- Micro- and nanomechanics: The CNST is designing and fabricating MEMS and NEMS sensors and probes enabled by cavity optomechanics that operate near their quantum limit for use in experiments with novel nanoscale metrology applications. This multi-disciplinary effort requires experience with some combination of microfabrication, micro- or nanomechanical sensing and actuating, scanning probe microscopy, feedback control, fiber optic measurement, photonics, and nanophotonics finite element modeling. A broad physics background, particularly in optics and quantum mechanics is a strong plus.
- Multifunctional nanoprobes: The CNST is developing new modalities of nanoscale sensing, imaging, and manipulation for nanomanufacturing, including nanoprobes and devices combining mechanical motion and force sensing with photonic and plasmonic functionality. This multidisciplinary effort requires experience with some combination of microfabrication, plasmonics, photonics, optical microscopy, optical tweezers, scanning probe microscopy (i.e. NSOM and AFM), and finite element modeling. A solid background in physics and optics is a strong plus.
Postdoctoral research in the CNST typically lasts for two years, and is managed through one of three different mechanisms:
1. National Research Council (NRC) Postdoctoral Research Associateship
NRC Postdoctoral Research Associates in the CNST are selected through NIST as part of a competition run by the NRC. NIST participates in two NRC competitions per year, with applications due February 1 and August 1, and notifications in March and September, respectively. This program is open to U.S. citizens only. See the NIST/NRC web page for administrative details. As with any other postdoctoral research, interested scientists and engineers are encouraged to first contact the Project Leader listed on the Research Opportunity.
2. CNST Postdoctoral Researcher
CNST Postdoctoral Researchers are temporary employees of NIST, and must be U.S. citizens. When such positions are available, they are posted at USAJobs (Keyword: CNST).
3. CNST/University of Maryland Postdoctoral Researcher
The CNST has a Cooperative Agreement with the University of Maryland Nanocenter that enables postdoctoral researchers employed by the University of Maryland to work at NIST under the mentorship of CNST Project Leaders.

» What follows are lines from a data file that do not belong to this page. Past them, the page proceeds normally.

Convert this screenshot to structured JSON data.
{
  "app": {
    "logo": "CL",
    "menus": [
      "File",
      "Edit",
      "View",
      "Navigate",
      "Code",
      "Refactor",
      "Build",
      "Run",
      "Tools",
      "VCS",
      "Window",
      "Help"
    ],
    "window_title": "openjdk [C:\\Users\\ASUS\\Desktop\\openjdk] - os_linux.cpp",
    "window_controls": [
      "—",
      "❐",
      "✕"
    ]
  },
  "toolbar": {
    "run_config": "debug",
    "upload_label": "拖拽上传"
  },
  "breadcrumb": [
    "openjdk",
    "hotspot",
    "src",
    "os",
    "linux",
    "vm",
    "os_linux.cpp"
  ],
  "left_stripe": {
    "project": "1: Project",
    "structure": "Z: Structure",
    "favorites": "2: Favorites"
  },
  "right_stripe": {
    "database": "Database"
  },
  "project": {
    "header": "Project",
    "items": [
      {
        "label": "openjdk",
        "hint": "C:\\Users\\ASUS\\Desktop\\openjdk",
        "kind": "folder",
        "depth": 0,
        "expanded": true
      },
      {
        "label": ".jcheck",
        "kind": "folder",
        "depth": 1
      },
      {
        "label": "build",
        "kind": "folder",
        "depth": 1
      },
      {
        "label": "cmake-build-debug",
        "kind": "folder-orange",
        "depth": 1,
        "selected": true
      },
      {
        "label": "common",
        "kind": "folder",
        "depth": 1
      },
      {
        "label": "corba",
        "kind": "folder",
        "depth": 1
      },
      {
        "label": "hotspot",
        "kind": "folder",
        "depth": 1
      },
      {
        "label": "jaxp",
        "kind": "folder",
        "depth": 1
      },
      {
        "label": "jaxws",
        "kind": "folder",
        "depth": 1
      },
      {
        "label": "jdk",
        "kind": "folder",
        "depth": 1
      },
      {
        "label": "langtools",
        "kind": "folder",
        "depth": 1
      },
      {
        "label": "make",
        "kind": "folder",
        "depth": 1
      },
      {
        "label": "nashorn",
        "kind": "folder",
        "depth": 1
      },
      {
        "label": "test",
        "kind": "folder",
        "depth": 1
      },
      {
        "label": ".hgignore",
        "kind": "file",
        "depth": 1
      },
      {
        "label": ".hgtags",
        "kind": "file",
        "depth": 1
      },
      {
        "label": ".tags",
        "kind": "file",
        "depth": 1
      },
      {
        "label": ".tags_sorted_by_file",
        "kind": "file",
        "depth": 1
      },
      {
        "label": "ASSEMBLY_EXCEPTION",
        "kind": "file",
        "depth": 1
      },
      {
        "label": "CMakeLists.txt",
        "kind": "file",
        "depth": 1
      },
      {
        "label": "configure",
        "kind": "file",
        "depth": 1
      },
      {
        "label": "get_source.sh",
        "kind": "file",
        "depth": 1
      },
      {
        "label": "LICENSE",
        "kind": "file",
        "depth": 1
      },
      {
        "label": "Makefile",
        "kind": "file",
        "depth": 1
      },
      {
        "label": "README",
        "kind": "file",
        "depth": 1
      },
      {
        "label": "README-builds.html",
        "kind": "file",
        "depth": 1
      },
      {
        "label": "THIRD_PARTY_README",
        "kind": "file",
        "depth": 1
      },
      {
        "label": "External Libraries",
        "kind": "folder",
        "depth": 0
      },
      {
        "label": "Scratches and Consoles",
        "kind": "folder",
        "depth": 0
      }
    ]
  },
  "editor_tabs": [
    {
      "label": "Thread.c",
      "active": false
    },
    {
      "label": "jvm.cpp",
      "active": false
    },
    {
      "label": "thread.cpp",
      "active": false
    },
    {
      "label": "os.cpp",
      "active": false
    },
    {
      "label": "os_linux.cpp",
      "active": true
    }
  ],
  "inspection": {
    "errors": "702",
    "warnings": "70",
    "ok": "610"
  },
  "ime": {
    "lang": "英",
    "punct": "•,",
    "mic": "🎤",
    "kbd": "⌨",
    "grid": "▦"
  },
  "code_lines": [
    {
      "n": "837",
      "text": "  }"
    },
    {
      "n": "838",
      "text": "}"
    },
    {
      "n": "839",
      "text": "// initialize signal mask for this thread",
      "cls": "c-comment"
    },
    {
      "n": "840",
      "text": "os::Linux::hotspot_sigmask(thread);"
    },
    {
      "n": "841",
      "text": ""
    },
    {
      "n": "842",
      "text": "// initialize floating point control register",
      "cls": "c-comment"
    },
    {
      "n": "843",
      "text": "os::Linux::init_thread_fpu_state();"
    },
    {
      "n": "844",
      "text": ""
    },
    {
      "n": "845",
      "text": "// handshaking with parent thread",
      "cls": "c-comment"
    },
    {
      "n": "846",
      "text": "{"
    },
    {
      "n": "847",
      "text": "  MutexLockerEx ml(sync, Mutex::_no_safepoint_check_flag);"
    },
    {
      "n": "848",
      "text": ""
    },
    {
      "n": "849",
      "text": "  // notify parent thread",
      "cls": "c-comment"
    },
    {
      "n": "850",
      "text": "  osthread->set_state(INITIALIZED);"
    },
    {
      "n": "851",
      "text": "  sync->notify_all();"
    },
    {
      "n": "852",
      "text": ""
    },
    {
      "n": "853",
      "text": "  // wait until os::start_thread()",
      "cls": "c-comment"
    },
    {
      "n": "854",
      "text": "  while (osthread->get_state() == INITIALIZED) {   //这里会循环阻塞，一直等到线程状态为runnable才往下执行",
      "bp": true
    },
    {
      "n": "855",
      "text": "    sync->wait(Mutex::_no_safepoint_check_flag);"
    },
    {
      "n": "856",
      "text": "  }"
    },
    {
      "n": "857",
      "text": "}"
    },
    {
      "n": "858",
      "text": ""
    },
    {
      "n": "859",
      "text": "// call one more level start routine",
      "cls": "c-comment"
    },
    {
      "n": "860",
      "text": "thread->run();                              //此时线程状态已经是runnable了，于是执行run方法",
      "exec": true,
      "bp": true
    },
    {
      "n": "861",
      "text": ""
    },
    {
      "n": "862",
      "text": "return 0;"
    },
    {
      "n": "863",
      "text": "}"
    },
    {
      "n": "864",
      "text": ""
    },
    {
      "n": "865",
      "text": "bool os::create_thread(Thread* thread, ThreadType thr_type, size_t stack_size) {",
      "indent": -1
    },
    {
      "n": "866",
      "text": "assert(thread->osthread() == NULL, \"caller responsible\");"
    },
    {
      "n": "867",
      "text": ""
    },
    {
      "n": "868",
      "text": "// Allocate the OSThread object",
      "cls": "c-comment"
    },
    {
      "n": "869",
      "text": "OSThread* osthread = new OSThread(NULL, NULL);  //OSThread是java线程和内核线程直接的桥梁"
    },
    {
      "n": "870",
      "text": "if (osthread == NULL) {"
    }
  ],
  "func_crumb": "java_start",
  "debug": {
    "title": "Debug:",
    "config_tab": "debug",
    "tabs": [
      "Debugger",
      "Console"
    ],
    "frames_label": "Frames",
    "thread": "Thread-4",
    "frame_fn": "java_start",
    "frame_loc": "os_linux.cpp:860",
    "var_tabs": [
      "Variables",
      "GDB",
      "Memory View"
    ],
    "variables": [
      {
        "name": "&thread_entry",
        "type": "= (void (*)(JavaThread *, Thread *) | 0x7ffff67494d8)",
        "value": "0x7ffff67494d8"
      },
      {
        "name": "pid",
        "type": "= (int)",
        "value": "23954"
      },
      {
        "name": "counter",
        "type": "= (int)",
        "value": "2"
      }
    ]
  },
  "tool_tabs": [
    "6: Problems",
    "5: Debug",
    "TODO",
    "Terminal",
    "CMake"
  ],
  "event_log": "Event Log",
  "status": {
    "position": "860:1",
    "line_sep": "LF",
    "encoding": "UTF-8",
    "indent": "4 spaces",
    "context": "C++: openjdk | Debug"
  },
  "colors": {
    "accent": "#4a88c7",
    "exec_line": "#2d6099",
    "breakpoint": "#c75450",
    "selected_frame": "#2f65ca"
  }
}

These positions, which do not require U.S. citizenship, are offered continuously throughout the year.